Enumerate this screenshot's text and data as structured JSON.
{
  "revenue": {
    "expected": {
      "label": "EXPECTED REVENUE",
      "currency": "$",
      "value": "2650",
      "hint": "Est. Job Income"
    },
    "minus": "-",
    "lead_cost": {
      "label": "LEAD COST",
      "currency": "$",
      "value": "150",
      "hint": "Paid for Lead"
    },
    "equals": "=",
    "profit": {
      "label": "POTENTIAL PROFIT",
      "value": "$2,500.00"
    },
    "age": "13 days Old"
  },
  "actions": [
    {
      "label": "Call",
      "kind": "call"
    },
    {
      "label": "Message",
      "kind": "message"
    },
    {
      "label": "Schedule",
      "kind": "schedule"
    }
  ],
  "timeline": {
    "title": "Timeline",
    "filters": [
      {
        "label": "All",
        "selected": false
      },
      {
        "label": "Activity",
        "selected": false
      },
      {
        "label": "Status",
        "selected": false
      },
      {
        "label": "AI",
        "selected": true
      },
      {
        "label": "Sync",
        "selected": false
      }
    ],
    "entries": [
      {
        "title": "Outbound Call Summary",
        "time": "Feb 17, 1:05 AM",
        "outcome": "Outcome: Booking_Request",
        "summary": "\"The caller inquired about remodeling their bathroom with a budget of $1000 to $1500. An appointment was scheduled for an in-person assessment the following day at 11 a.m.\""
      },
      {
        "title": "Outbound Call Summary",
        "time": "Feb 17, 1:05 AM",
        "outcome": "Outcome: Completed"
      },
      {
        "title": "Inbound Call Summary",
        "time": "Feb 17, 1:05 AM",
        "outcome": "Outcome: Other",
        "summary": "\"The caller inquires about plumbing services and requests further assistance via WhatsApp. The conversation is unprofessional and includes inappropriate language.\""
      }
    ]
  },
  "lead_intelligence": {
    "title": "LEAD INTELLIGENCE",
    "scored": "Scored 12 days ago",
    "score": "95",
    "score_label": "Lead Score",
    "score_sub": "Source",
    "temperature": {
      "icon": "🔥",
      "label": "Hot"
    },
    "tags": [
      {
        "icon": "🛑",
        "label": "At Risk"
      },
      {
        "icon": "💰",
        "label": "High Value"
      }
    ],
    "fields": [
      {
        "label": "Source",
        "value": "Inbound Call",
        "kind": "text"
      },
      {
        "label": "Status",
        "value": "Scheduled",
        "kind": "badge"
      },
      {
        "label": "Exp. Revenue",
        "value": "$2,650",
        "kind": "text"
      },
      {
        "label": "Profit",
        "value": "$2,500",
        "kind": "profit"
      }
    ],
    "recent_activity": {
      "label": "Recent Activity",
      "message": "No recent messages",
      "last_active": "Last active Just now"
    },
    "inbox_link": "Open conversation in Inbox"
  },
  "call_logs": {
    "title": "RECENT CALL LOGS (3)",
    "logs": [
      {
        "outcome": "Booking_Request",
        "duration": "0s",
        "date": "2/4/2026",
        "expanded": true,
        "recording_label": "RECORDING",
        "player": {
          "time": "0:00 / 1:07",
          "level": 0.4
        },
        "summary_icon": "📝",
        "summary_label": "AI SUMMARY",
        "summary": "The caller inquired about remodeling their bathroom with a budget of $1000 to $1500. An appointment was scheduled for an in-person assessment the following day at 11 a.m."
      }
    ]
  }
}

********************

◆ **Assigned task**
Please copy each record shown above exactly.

◆ **Answer**
Enumerate this screenshot's text and data as structured JSON.
{
  "revenue": {
    "expected": {
      "label": "EXPECTED REVENUE",
      "currency": "$",
      "value": "2650",
      "hint": "Est. Job Income"
    },
    "minus": "-",
    "lead_cost": {
      "label": "LEAD COST",
      "currency": "$",
      "value": "150",
      "hint": "Paid for Lead"
    },
    "equals": "=",
    "profit": {
      "label": "POTENTIAL PROFIT",
      "value": "$2,500.00"
    },
    "age": "13 days Old"
  },
  "actions": [
    {
      "label": "Call",
      "kind": "call"
    },
    {
      "label": "Message",
      "kind": "message"
    },
    {
      "label": "Schedule",
      "kind": "schedule"
    }
  ],
  "timeline": {
    "title": "Timeline",
    "filters": [
      {
        "label": "All",
        "selected": false
      },
      {
        "label": "Activity",
        "selected": false
      },
      {
        "label": "Status",
        "selected": false
      },
      {
        "label": "AI",
        "selected": true
      },
      {
        "label": "Sync",
        "selected": false
      }
    ],
    "entries": [
      {
        "title": "Outbound Call Summary",
        "time": "Feb 17, 1:05 AM",
        "outcome": "Outcome: Booking_Request",
        "summary": "\"The caller inquired about remodeling their bathroom with a budget of $1000 to $1500. An appointment was scheduled for an in-person assessment the following day at 11 a.m.\""
      },
      {
        "title": "Outbound Call Summary",
        "time": "Feb 17, 1:05 AM",
        "outcome": "Outcome: Completed"
      },
      {
        "title": "Inbound Call Summary",
        "time": "Feb 17, 1:05 AM",
        "outcome": "Outcome: Other",
        "summary": "\"The caller inquires about plumbing services and requests further assistance via WhatsApp. The conversation is unprofessional and includes inappropriate language.\""
      }
    ]
  },
  "lead_intelligence": {
    "title": "LEAD INTELLIGENCE",
    "scored": "Scored 12 days ago",
    "score": "95",
    "score_label": "Lead Score",
    "score_sub": "Source",
    "temperature": {
      "icon": "🔥",
      "label": "Hot"
    },
    "tags": [
      {
        "icon": "🛑",
        "label": "At Risk"
      },
      {
        "icon": "💰",
        "label": "High Value"
      }
    ],
    "fields": [
      {
        "label": "Source",
        "value": "Inbound Call",
        "kind": "text"
      },
      {
        "label": "Status",
        "value": "Scheduled",
        "kind": "badge"
      },
      {
        "label": "Exp. Revenue",
        "value": "$2,650",
        "kind": "text"
      },
      {
        "label": "Profit",
        "value": "$2,500",
        "kind": "profit"
      }
    ],
    "recent_activity": {
      "label": "Recent Activity",
      "message": "No recent messages",
      "last_active": "Last active Just now"
    },
    "inbox_link": "Open conversation in Inbox"
  },
  "call_logs": {
    "title": "RECENT CALL LOGS (3)",
    "logs": [
      {
        "outcome": "Booking_Request",
        "duration": "0s",
        "date": "2/4/2026",
        "expanded": true,
        "recording_label": "RECORDING",
        "player": {
          "time": "0:00 / 1:07",
          "level": 0.4
        },
        "summary_icon": "📝",
        "summary_label": "AI SUMMARY",
        "summary": "The caller inquired about remodeling their bathroom with a budget of $1000 to $1500. An appointment was scheduled for an in-person assessment the following day at 11 a.m."
      }
    ]
  }
}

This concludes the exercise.